------ Available records
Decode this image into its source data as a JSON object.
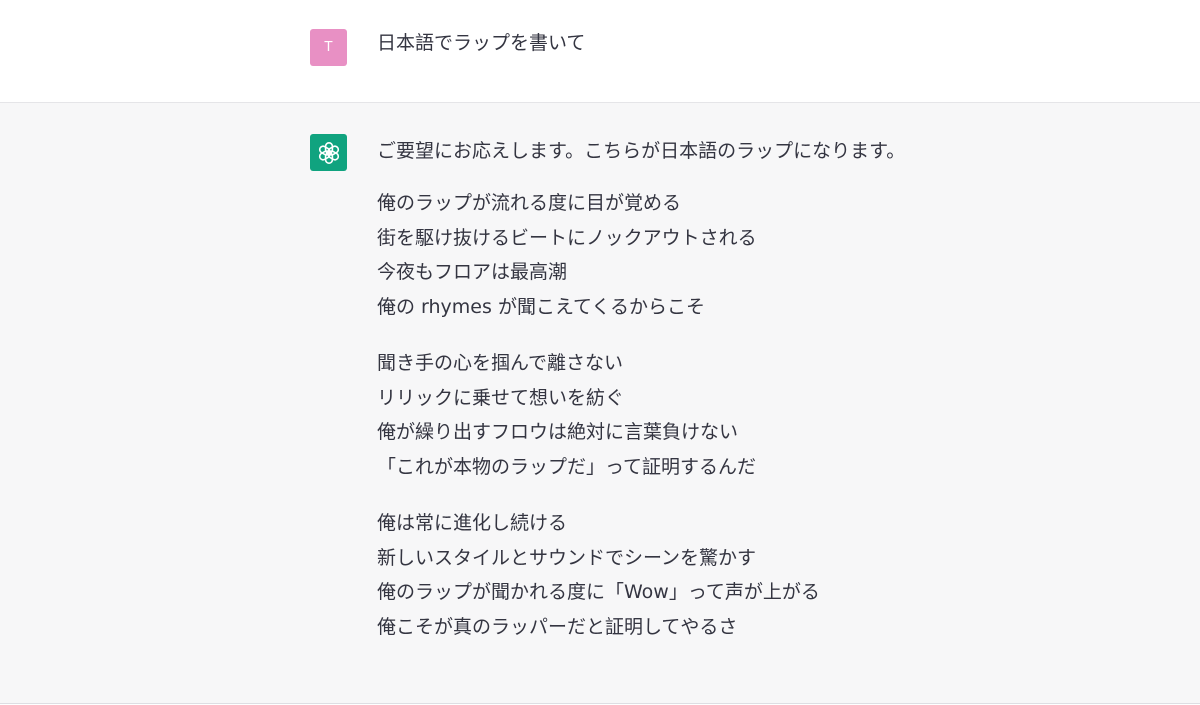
{
  "user_message": {
    "avatar_letter": "T",
    "text": "日本語でラップを書いて"
  },
  "assistant_message": {
    "avatar_icon": "openai-logo-icon",
    "intro": "ご要望にお応えします。こちらが日本語のラップになります。",
    "stanzas": [
      {
        "lines": [
          "俺のラップが流れる度に目が覚める",
          "街を駆け抜けるビートにノックアウトされる",
          "今夜もフロアは最高潮",
          "俺の rhymes が聞こえてくるからこそ"
        ]
      },
      {
        "lines": [
          "聞き手の心を掴んで離さない",
          "リリックに乗せて想いを紡ぐ",
          "俺が繰り出すフロウは絶対に言葉負けない",
          "「これが本物のラップだ」って証明するんだ"
        ]
      },
      {
        "lines": [
          "俺は常に進化し続ける",
          "新しいスタイルとサウンドでシーンを驚かす",
          "俺のラップが聞かれる度に「Wow」って声が上がる",
          "俺こそが真のラッパーだと証明してやるさ"
        ]
      }
    ]
  },
  "colors": {
    "user_avatar": "#e890c4",
    "assistant_avatar": "#10a37f",
    "assistant_background": "#f7f7f8",
    "text": "#343541"
  }
}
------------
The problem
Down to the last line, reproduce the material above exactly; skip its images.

Task answer
Decode this image into its source data as a JSON object.
{
  "user_message": {
    "avatar_letter": "T",
    "text": "日本語でラップを書いて"
  },
  "assistant_message": {
    "avatar_icon": "openai-logo-icon",
    "intro": "ご要望にお応えします。こちらが日本語のラップになります。",
    "stanzas": [
      {
        "lines": [
          "俺のラップが流れる度に目が覚める",
          "街を駆け抜けるビートにノックアウトされる",
          "今夜もフロアは最高潮",
          "俺の rhymes が聞こえてくるからこそ"
        ]
      },
      {
        "lines": [
          "聞き手の心を掴んで離さない",
          "リリックに乗せて想いを紡ぐ",
          "俺が繰り出すフロウは絶対に言葉負けない",
          "「これが本物のラップだ」って証明するんだ"
        ]
      },
      {
        "lines": [
          "俺は常に進化し続ける",
          "新しいスタイルとサウンドでシーンを驚かす",
          "俺のラップが聞かれる度に「Wow」って声が上がる",
          "俺こそが真のラッパーだと証明してやるさ"
        ]
      }
    ]
  },
  "colors": {
    "user_avatar": "#e890c4",
    "assistant_avatar": "#10a37f",
    "assistant_background": "#f7f7f8",
    "text": "#343541"
  }
}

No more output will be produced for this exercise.